To Everson’s surprise, however, his portrayals of ordinary labor life sometimes seem extraordinary to audiences—some people even find them “quaint” or “exotic,” maybe because they’re not accustomed to seeing working class people take center stage in movies. Interestingly, some audience members, particularly liberals, think that he should be using his film work as an opportunity for activism. “People have their own narrative,” he says, “and when they don’t see the expected narrative, they get confused.” He’s been asked why he doesn’t do more, but he doesn’t think that it’s his job. As an artist, he’s interested primarily in the art, even when there is a social agenda to it. Besides, he feels that people who have an agenda ought to go work for it themselves.

In addition to his film work, Everson also works in photography and sculpture. He carries with him a sketchbook everywhere he goes, even leaving it by his bedside when he goes to sleep. He writes or sketches out all his ideas but usually decides on a medium later, depending on a few considerations—artistic as well as monetary. Money worries are always in the background as he strives to get financing for projects, but Everson wouldn’t trade his artist’s life for any other. “I can’t afford to do it, and I can’t afford not to do it,” he says.

Appropriately enough, his next feature film is about a bank teller whose branch is held up. Everson was inspired by his mother’s own experience as a bank clerk during a robbery and the ease with which the FBI found the thieves. (It took the federal agents two hours to make an arrest.) The film also features a race car driver, another occupation where people expect the worst, but Everson tries to draw relationships between the two starkly different jobs, both of which are done behind three-quarter-inch plexiglass. Scouting is being done by Virginia’s film commission, and casting is already well under way. By the time the shoot wraps, Everson will probably already be well into his next project.

About :
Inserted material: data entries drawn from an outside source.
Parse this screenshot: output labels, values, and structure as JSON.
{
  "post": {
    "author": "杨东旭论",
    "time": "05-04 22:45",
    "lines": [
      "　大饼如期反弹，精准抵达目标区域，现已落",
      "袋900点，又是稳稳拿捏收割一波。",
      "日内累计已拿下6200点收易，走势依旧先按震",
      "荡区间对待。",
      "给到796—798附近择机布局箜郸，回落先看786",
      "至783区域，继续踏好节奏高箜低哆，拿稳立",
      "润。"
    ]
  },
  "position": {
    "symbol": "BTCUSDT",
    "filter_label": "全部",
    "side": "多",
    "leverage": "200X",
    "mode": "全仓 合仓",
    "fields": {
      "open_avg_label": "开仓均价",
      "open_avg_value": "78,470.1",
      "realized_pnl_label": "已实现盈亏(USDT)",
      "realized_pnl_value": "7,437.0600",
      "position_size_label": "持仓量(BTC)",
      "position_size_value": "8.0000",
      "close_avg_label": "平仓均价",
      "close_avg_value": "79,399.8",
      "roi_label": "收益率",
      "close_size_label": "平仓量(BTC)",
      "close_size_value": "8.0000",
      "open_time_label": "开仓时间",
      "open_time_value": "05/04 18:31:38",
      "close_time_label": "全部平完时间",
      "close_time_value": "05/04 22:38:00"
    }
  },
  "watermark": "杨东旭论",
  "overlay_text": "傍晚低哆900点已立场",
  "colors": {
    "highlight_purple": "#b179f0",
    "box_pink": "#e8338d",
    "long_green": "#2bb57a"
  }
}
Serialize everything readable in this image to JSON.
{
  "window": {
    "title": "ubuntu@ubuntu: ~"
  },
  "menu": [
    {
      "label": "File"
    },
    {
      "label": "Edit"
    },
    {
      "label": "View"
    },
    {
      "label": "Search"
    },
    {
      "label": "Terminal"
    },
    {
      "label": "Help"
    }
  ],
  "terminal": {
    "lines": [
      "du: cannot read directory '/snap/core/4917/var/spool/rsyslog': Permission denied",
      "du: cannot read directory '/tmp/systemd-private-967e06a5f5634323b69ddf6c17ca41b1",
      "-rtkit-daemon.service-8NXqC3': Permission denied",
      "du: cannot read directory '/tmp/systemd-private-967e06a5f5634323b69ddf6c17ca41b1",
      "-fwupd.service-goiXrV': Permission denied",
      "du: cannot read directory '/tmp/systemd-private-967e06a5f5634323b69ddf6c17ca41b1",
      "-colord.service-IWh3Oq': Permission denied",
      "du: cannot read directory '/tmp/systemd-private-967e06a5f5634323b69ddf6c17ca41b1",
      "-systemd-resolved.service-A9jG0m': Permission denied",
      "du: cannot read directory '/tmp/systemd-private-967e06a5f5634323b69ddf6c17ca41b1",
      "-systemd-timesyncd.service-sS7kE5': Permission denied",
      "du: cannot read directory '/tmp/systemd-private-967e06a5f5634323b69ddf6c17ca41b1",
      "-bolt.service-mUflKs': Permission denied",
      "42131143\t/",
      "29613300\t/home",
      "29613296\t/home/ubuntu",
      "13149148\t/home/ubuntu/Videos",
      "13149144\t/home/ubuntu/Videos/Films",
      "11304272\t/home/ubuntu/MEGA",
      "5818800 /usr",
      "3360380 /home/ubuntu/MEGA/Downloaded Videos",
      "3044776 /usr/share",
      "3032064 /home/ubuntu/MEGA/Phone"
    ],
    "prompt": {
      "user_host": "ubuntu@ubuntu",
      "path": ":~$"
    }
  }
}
Laila Lalami is a writer based in Portland, Oregon. Her work has appeared in The Baltimore Review, The Los Angeles Times, and The Los Angeles Review. She maintains the popular blog